for a moment
to touch the design of the first melody!
Night Scenes is aptly preluded: sound and meter govern the poems in this collection. Jarnot pens the lyric—through implicit in the lyric poem is the myth of the proto-lyricist and first poet, Orpheus, and his songs of loss. Jarnot crafts scenes of sprawling fields and forests restful and bucolic and bathed in stars; these scenes, however, are as a dream, sung from a distance, projected like moonlight onto the page from Jarnot’s ostensible (as first seen in the poem “Bar Course Excise Insensible”) home in Brooklyn. Night Scenes is a searching, a reaching for that lost first music—and Jarnot takes up the task jubilantly, finding her melody in the wonder of the sensuous natural world.
I was reading Alexis Orgera’s blog last night, and she had posted something about something Tony Hoagland wrote about “the cult of Dean Young” in American Poetry Review, and some subsequent vituperative blogging induced thereby. But what caught my attention was something Alexis mentioned in passing, while talking about something John Gallaher said about Hoagland’s piece. “I do like that Gallaher calls Hoagland out for defining the new American poetry by young, white men. I think two of the most interesting and fearless young poets right now are women: Darcie Dennigan and Dorothea Lasky.” This, to me, is infinitely more interesting than whether Tony Hoagland thinks Dean Young is being trampled to death by geese or not. What’s especially infinitely interesting is the fact that I’ve never even heard of Darcie Dennigan. (Pretty sure I’m on-record as a fan of Dottie L’s, but if not, let this be that record.) Or I thought I’d never heard of her. It actually turns out that DD is the author of Corinna A-Maying the Apocalypse, a book I most definitely remember hearing about. It came out from Fordham University Press last year, after winning their Poets Out Loud prize. So let’s all get to know Darcie Dennigan.

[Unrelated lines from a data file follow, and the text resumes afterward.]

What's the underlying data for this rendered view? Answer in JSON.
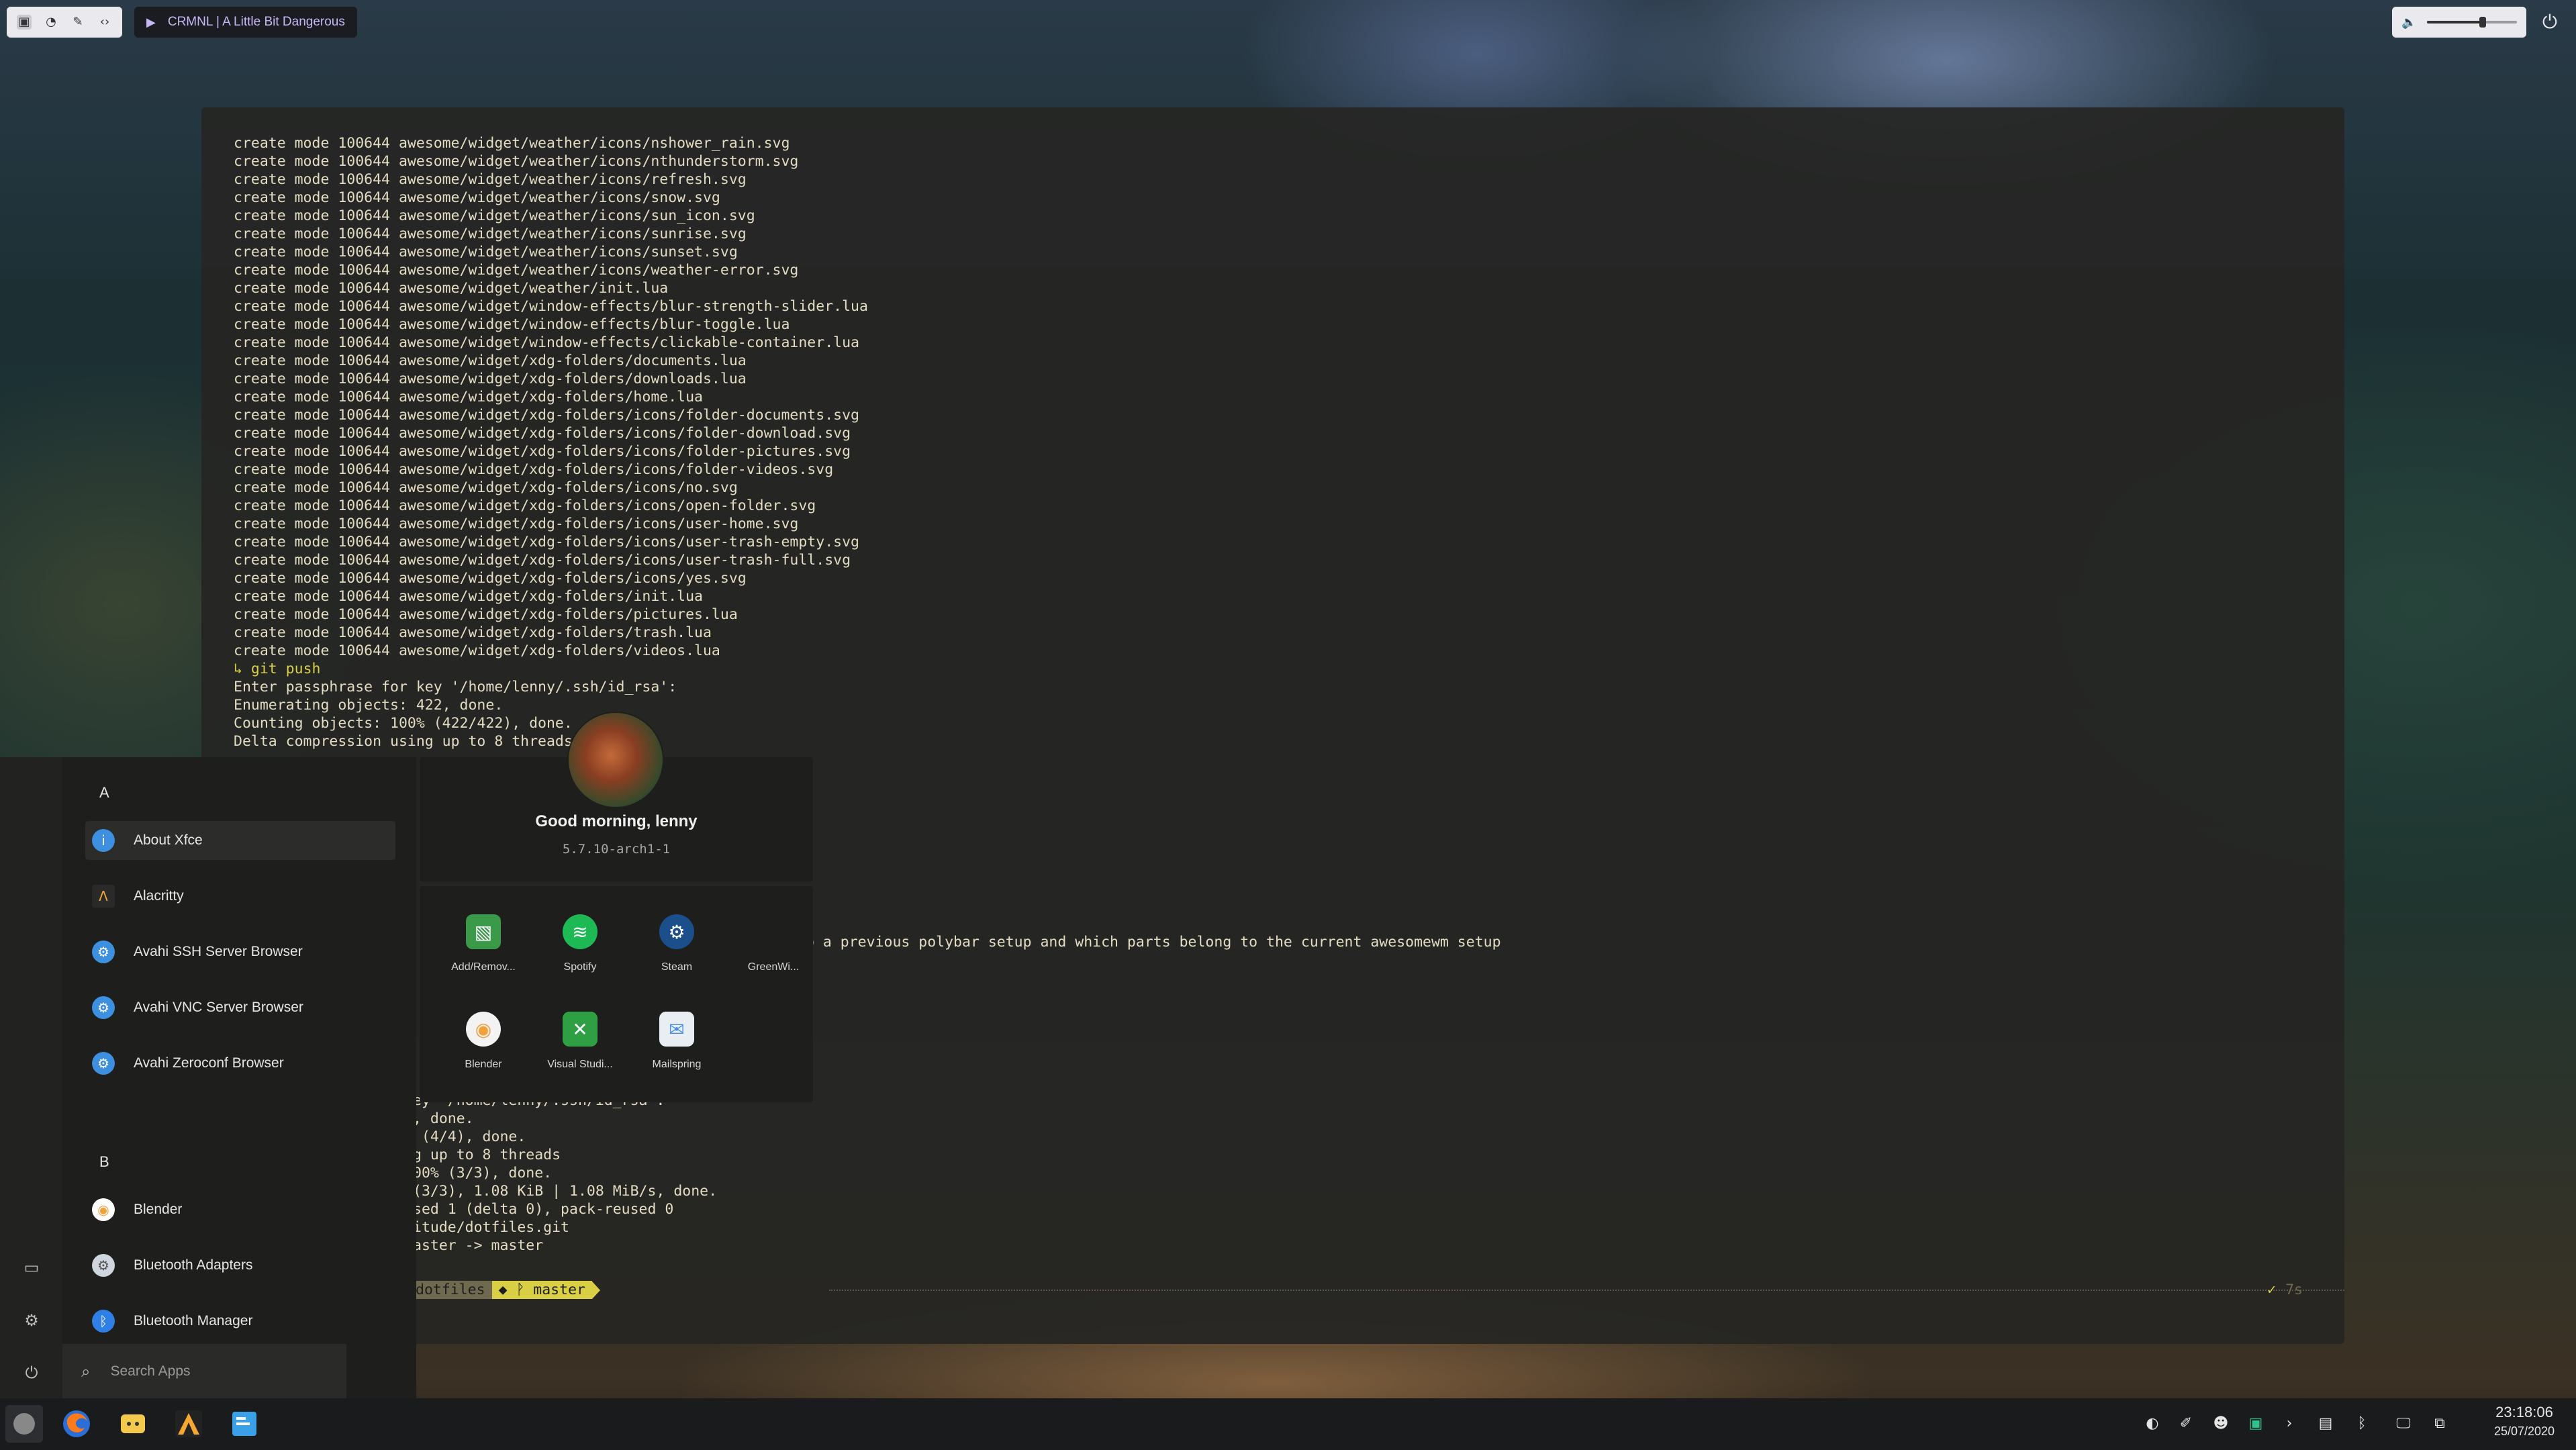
{
  "topbar": {
    "media_title": "CRMNL | A Little Bit Dangerous",
    "volume_percent": 62
  },
  "terminal": {
    "lines": [
      "create mode 100644 awesome/widget/weather/icons/nshower_rain.svg",
      "create mode 100644 awesome/widget/weather/icons/nthunderstorm.svg",
      "create mode 100644 awesome/widget/weather/icons/refresh.svg",
      "create mode 100644 awesome/widget/weather/icons/snow.svg",
      "create mode 100644 awesome/widget/weather/icons/sun_icon.svg",
      "create mode 100644 awesome/widget/weather/icons/sunrise.svg",
      "create mode 100644 awesome/widget/weather/icons/sunset.svg",
      "create mode 100644 awesome/widget/weather/icons/weather-error.svg",
      "create mode 100644 awesome/widget/weather/init.lua",
      "create mode 100644 awesome/widget/window-effects/blur-strength-slider.lua",
      "create mode 100644 awesome/widget/window-effects/blur-toggle.lua",
      "create mode 100644 awesome/widget/window-effects/clickable-container.lua",
      "create mode 100644 awesome/widget/xdg-folders/documents.lua",
      "create mode 100644 awesome/widget/xdg-folders/downloads.lua",
      "create mode 100644 awesome/widget/xdg-folders/home.lua",
      "create mode 100644 awesome/widget/xdg-folders/icons/folder-documents.svg",
      "create mode 100644 awesome/widget/xdg-folders/icons/folder-download.svg",
      "create mode 100644 awesome/widget/xdg-folders/icons/folder-pictures.svg",
      "create mode 100644 awesome/widget/xdg-folders/icons/folder-videos.svg",
      "create mode 100644 awesome/widget/xdg-folders/icons/no.svg",
      "create mode 100644 awesome/widget/xdg-folders/icons/open-folder.svg",
      "create mode 100644 awesome/widget/xdg-folders/icons/user-home.svg",
      "create mode 100644 awesome/widget/xdg-folders/icons/user-trash-empty.svg",
      "create mode 100644 awesome/widget/xdg-folders/icons/user-trash-full.svg",
      "create mode 100644 awesome/widget/xdg-folders/icons/yes.svg",
      "create mode 100644 awesome/widget/xdg-folders/init.lua",
      "create mode 100644 awesome/widget/xdg-folders/pictures.lua",
      "create mode 100644 awesome/widget/xdg-folders/trash.lua",
      "create mode 100644 awesome/widget/xdg-folders/videos.lua"
    ],
    "git_push_cmd": "git push",
    "push_lines": [
      "Enter passphrase for key '/home/lenny/.ssh/id_rsa':",
      "Enumerating objects: 422, done.",
      "Counting objects: 100% (422/422), done.",
      "Delta compression using up to 8 threads"
    ],
    "middle_partial": "o a previous polybar setup and which parts belong to the current awesomewm setup",
    "tail_lines": [
      "ey '/home/lenny/.ssh/id_rsa':",
      ", done.",
      " (4/4), done.",
      "g up to 8 threads",
      "00% (3/3), done.",
      "(3/3), 1.08 KiB | 1.08 MiB/s, done.",
      "sed 1 (delta 0), pack-reused 0",
      "itude/dotfiles.git",
      "aster -> master"
    ],
    "prompt_dir": "dotfiles",
    "prompt_branch": "master",
    "prompt_time": "7s"
  },
  "startmenu": {
    "sections": [
      {
        "letter": "A",
        "items": [
          {
            "label": "About Xfce",
            "icon": "info-icon",
            "color": "#3d8fe0"
          },
          {
            "label": "Alacritty",
            "icon": "alacritty-icon",
            "color": "#2a2a2a"
          },
          {
            "label": "Avahi SSH Server Browser",
            "icon": "avahi-icon",
            "color": "#3d8fe0"
          },
          {
            "label": "Avahi VNC Server Browser",
            "icon": "avahi-icon",
            "color": "#3d8fe0"
          },
          {
            "label": "Avahi Zeroconf Browser",
            "icon": "avahi-icon",
            "color": "#3d8fe0"
          }
        ]
      },
      {
        "letter": "B",
        "items": [
          {
            "label": "Blender",
            "icon": "blender-icon",
            "color": "#ffffff"
          },
          {
            "label": "Bluetooth Adapters",
            "icon": "bluetooth-settings-icon",
            "color": "#cfd6de"
          },
          {
            "label": "Bluetooth Manager",
            "icon": "bluetooth-icon",
            "color": "#2f7fe6"
          }
        ]
      }
    ],
    "search_placeholder": "Search Apps"
  },
  "profile": {
    "greeting": "Good morning, lenny",
    "kernel": "5.7.10-arch1-1"
  },
  "apps": [
    {
      "label": "Add/Remov...",
      "icon": "package-icon",
      "color": "#3a9a4a"
    },
    {
      "label": "Spotify",
      "icon": "spotify-icon",
      "color": "#1db954"
    },
    {
      "label": "Steam",
      "icon": "steam-icon",
      "color": "#1b4f8c"
    },
    {
      "label": "GreenWi...",
      "icon": "greenwithenvy-icon",
      "color": "#1e1e1d"
    },
    {
      "label": "Blender",
      "icon": "blender-icon",
      "color": "#f3f3f3"
    },
    {
      "label": "Visual Studi...",
      "icon": "vscode-icon",
      "color": "#2ea043"
    },
    {
      "label": "Mailspring",
      "icon": "mail-icon",
      "color": "#e9eef4"
    }
  ],
  "taskbar": {
    "time": "23:18:06",
    "date": "25/07/2020"
  }
}
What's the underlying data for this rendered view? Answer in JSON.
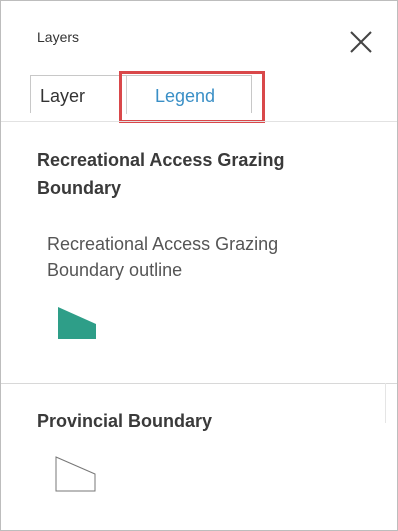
{
  "panel": {
    "title": "Layers",
    "close_icon": "close-icon"
  },
  "tabs": [
    {
      "label": "Layer",
      "active": false
    },
    {
      "label": "Legend",
      "active": true
    }
  ],
  "colors": {
    "active_tab_text": "#3a8fc6",
    "highlight_border": "#d9484a",
    "fill_swatch": "#2e9e88"
  },
  "legend": [
    {
      "layer_title": "Recreational Access Grazing Boundary",
      "items": [
        {
          "label": "Recreational Access Grazing Boundary outline",
          "symbol": "filled-polygon",
          "color": "#2e9e88"
        }
      ]
    },
    {
      "layer_title": "Provincial Boundary",
      "items": [
        {
          "label": "",
          "symbol": "outline-polygon",
          "color": "#ffffff"
        }
      ]
    }
  ]
}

– “The Canon Come Again: Same Themes, Different Centuries” is an essay by DD at the Poetry Foundation.
– Paul Vermeersch had the same idea as I did about DD, and already did more legwork than I’m going to. So for more, go over to his blog and see what he’s rounded up.